The rings are only the second Super Bowl Rings made by Tiffany & Co., and close collaboration between the Glazer family, who owns the Buccaneers, and Tiffany & Co. produced a rather traditional look for the ring, which was what the family wanted.
“We wanted a bit more of a traditional ring, a ring that is going be good today and tomorrow, for 10 years, 20 years, 25 years,” McKay said. “That is where we came up with the idea of saying lets stick with the Lombardi, in that everybody will know that is a world championship ring.”
The Lombardi Trophy, depicted in diamonds atop the 14 karat ring, is in front of a football with even more diamonds. The left side of the ring showcases the name of the ring’s owner, the year, a pirate ship, a palm tree and the Buccaneers logo. On the right side of the ring is the NFL logo, the Super Bowl XXXVII Logo and the score of the game. “I think it means a lot more than just a piece of jewelry,” Lynch said. “You find that, at least tonight, it really means a lot more than that and I think that has been the feeling of my teammates.”
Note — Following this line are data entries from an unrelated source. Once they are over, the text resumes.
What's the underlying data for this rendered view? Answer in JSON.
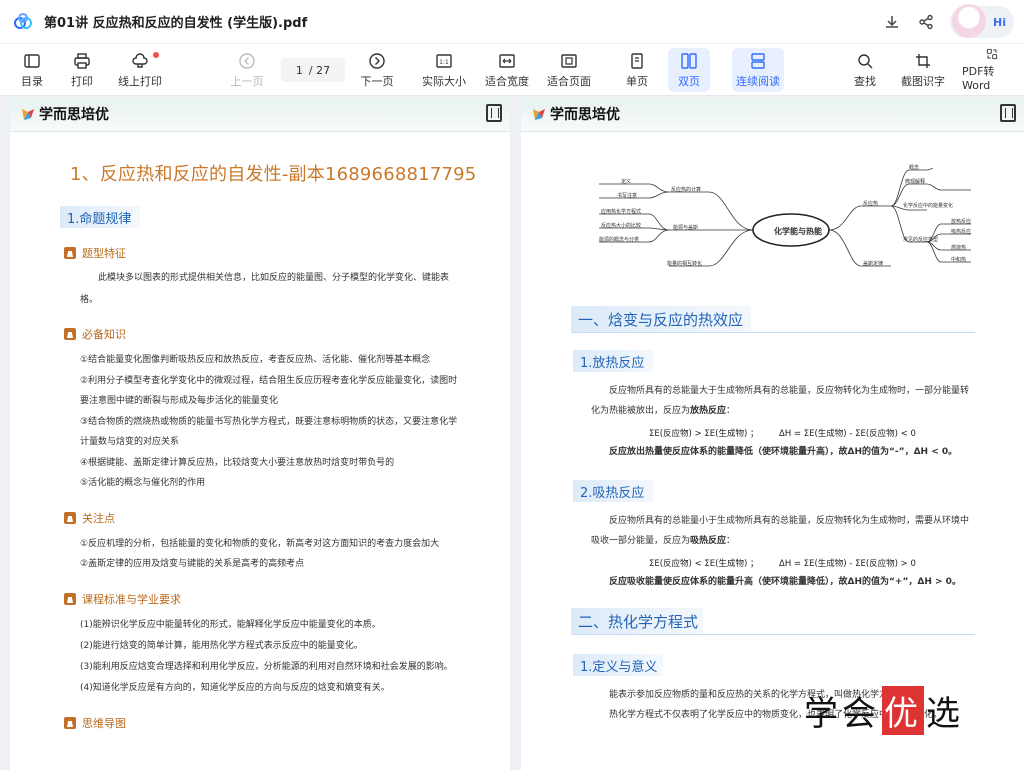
{
  "window": {
    "title": "第01讲 反应热和反应的自发性 (学生版).pdf",
    "avatar_text": "Hi"
  },
  "toolbar": {
    "catalog": "目录",
    "print": "打印",
    "online_print": "线上打印",
    "prev": "上一页",
    "page_current": "1",
    "page_total": "/ 27",
    "next": "下一页",
    "actual_size": "实际大小",
    "fit_width": "适合宽度",
    "fit_page": "适合页面",
    "single": "单页",
    "double": "双页",
    "continuous": "连续阅读",
    "find": "查找",
    "ocr": "截图识字",
    "pdf_word": "PDF转Word"
  },
  "brand": "学而思培优",
  "left_page": {
    "title": "1、反应热和反应的自发性-副本1689668817795",
    "section1": "1.命题规律",
    "sub_features": "题型特征",
    "features_text1": "此模块多以图表的形式提供相关信息，比如反应的能量图、分子模型的化学变化、键能表",
    "features_text2": "格。",
    "sub_knowledge": "必备知识",
    "k1": "①结合能量变化图像判断吸热反应和放热反应，考查反应热、活化能、催化剂等基本概念",
    "k2a": "②利用分子模型考查化学变化中的微观过程，结合阻生反应历程考查化学反应能量变化，读图时",
    "k2b": "要注意图中键的断裂与形成及每步活化的能量变化",
    "k3a": "③结合物质的燃烧热或物质的能量书写热化学方程式，既要注意标明物质的状态，又要注意化学",
    "k3b": "计量数与焓变的对应关系",
    "k4": "④根据键能、盖斯定律计算反应热，比较焓变大小要注意放热时焓变时带负号的",
    "k5": "⑤活化能的概念与催化剂的作用",
    "sub_focus": "关注点",
    "f1": "①反应机理的分析，包括能量的变化和物质的变化，新高考对这方面知识的考查力度会加大",
    "f2": "②盖斯定律的应用及焓变与键能的关系是高考的高频考点",
    "sub_standard": "课程标准与学业要求",
    "s1": "(1)能辨识化学反应中能量转化的形式，能解释化学反应中能量变化的本质。",
    "s2": "(2)能进行焓变的简单计算，能用热化学方程式表示反应中的能量变化。",
    "s3": "(3)能利用反应焓变合理选择和利用化学反应，分析能源的利用对自然环境和社会发展的影响。",
    "s4": "(4)知道化学反应是有方向的，知道化学反应的方向与反应的焓变和熵变有关。",
    "sub_mindmap": "思维导图"
  },
  "right_page": {
    "mindmap_center": "化学能与热能",
    "mm_left": [
      "反应热的计算",
      "能源与盖斯",
      "能量的相互转化"
    ],
    "mm_left_sub": [
      "定义",
      "书写注意",
      "应用热化学方程式",
      "反应热大小的比较",
      "能源的概念与分类"
    ],
    "mm_right": [
      "反应热",
      "盖斯定律"
    ],
    "mm_right_sub": [
      "概念",
      "微观解释",
      "化学反应中的能量变化",
      "常见的反应类型",
      "放热反应",
      "吸热反应",
      "燃烧热",
      "中和热"
    ],
    "h_one": "一、焓变与反应的热效应",
    "sec_exo": "1.放热反应",
    "exo_t1": "反应物所具有的总能量大于生成物所具有的总能量，反应物转化为生成物时，一部分能量转",
    "exo_t2": "化为热能被放出，反应为",
    "exo_t2b": "放热反应",
    "exo_t2c": "：",
    "exo_eq1": "ΣE(反应物) > ΣE(生成物) ；",
    "exo_eq2": "ΔH = ΣE(生成物) - ΣE(反应物) < 0",
    "exo_t3": "反应放出热量使反应体系的能量降低（使环境能量升高），故ΔH的值为“-”，ΔH < 0。",
    "sec_endo": "2.吸热反应",
    "endo_t1": "反应物所具有的总能量小于生成物所具有的总能量，反应物转化为生成物时，需要从环境中",
    "endo_t2": "吸收一部分能量，反应为",
    "endo_t2b": "吸热反应",
    "endo_t2c": "：",
    "endo_eq1": "ΣE(反应物) < ΣE(生成物) ；",
    "endo_eq2": "ΔH = ΣE(生成物) - ΣE(反应物) > 0",
    "endo_t3": "反应吸收能量使反应体系的能量升高（使环境能量降低），故ΔH的值为“+”，ΔH > 0。",
    "h_two": "二、热化学方程式",
    "sec_def": "1.定义与意义",
    "def_t1": "能表示参加反应物质的量和反应热的关系的化学方程式，叫做热化学方程式。",
    "def_t2": "热化学方程式不仅表明了化学反应中的物质变化，也表明了化学反应中的能量变化。"
  },
  "watermark": {
    "part1": "学会",
    "part2": "优",
    "part3": "选"
  }
}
Among Lynch’s teammates who received a ring, was long snapper Ryan Benjamin. Benjamin, a USF alumnus who graduated in 2000, has been with the Bucs since Oct. 14, 2002 after they released former long snapper Morris Unutoa.
Benjamin, who became the first Bull ever to become a Buccaneer, signed with the Tampa Bay Bucs out of college, but bounced between the Chicago Bears and New England Patriots before coming full circle and signing with the Bucs.
USF is coincidentally making strong ties to the Buccaneers. Bulls Athletic Director Lee Roy Selmon, like Benjamin, was a first; he was the Bucs’ No. 1 draft pick in 1976, making Selmon the first ever Buccaneer. Unlike Benjamin, however, the Super Bowl ring eluded Selmon, who retired in 1986.
Benjamin has been a long snapper since seventh grade, was one of the original USF football members in 1996 and has become the only USF graduate ever to play in the Super Bowl, but not the first to receive a ring. Kenyatta Jones and Scott McCready received rings when the Patriots won, but they never played. Benjamin has also become the first long snapper ever to record a tackle in a playoff game.